How To Appropriately Share Frustrations

Honesty. The Bible is clear about it. There are plenty of places in scripture where we read about the importance of truth and honesty. So, we should always be honest, right?

Well, yes…but it’s very important who we share our honest feelings with. And who we don’t.

I recently experienced a situation where someone shared their honest feelings of frustration, which is generally good, but they shared them with the wrong individuals. And it caused some harm.

So, this got me thinking. I know it’s important to be honest with our thoughts, feelings, frustrations and emotions, but there are some people we should share with, and others we shouldn’t. Here are my thoughts on who we should and shouldn’t share our frustrations with.

Where it’s OK to share frustrations:

  • God
    Duh! You can and should be able to tell God anything. The Apostle Peter said, “cast your anxiety on Him (God) for he cares for you” (1 Peter 5:7 NIV). Paul encourages us to “pray about everything” (Philippians 4:6 NLT). It’s always safe to share honest emotions with God.
  • Pastor
    It’s typically OK to share frustrations with trustworthy pastors. We often go to pastors for confession and absolution. It’s their roll in ministry to remind you of God’s forgiveness through the atoning sacrifice of Jesus, and His amazing, boundless love for you.
  • Therapist
    I share lots with my therapist. Much like a pastor, it’s my therapist’s job to listen, not judge, and give wise advice. The therapy office is a safe place to share your stuff.
  • Supervisor
    Your boss is the appropriate person with which to share work frustrations. They typically have a broader perspective than you and might know things you don’t. If they’re a good boss, they’ll listen, and give valuable insight to help ease frustrations.
  • Mentor / Accountability Partner
    God placed trusted people in your life for a reason. Proverbs 27:17 says, “As iron sharpens iron, so one person sharpens another” (NIV). Build those trusting accountability relationships. It’s wise, healthy for your soul and cheaper than therapy.

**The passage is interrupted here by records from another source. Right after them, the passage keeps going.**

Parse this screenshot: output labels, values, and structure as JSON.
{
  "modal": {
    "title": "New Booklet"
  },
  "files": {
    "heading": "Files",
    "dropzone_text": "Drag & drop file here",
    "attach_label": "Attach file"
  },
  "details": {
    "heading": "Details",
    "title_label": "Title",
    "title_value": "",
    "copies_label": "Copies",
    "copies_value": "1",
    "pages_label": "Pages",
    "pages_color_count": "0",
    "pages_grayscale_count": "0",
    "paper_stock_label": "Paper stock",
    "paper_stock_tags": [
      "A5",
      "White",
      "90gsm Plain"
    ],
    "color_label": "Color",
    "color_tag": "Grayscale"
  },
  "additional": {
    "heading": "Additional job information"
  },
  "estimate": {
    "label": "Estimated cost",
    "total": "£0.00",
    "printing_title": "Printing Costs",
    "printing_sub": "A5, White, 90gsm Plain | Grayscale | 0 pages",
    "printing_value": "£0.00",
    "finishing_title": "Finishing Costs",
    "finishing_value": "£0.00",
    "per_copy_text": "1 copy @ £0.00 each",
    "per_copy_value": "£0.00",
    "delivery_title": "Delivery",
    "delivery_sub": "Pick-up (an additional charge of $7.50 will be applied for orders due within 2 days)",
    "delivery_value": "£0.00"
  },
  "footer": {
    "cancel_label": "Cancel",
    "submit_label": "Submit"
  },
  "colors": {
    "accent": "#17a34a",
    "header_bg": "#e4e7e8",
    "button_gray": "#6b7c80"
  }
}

Where it’s not OK to share frustrations:

  • Work Subordinate
    Anyone below you on your company’s Org Chart should be kept from hearing your frustrations. A good supervisor handles workplace issues and stabilizes the work environment. But if the boss shares their frustrations with their employees, it only increases frustration, destabilizes the environment and rattles the workplace culture.
  • Spouse
    I know what you’re saying. “But my spouse is supposed to be my closest confidant. I should be able to tell them anything!” Yes, this is true. But I caution you to be very careful of how much detail you share with your spouse. Sharing feelings is valid. Sharing names and specifics borders on harmful gossip.
  • Volunteer
    As someone with over 35 years of ministry experience, and one who has made several mistakes along the way, never share your frustrations with volunteers. They look to you to boost their spirits. Sharing your frustrations only spreads discouragement.
  • Social Media
    Again, duh! Just don’t do it. I know it’s commonplace to be negative on social media, but it does no good. Resist the temptation to vent and to react with negative emotion. Getting into ideological debates over social media never changed anyone’s mind. It only leads to further negativity and frustration.

So, there you have it. Yes, sharing your frustrations and honest feelings with the right people is healthy for the soul. But sharing with the wrong people is destructive. So be wise. And if you lack wisdom, ask God. He will give it (James 1:5 NIV).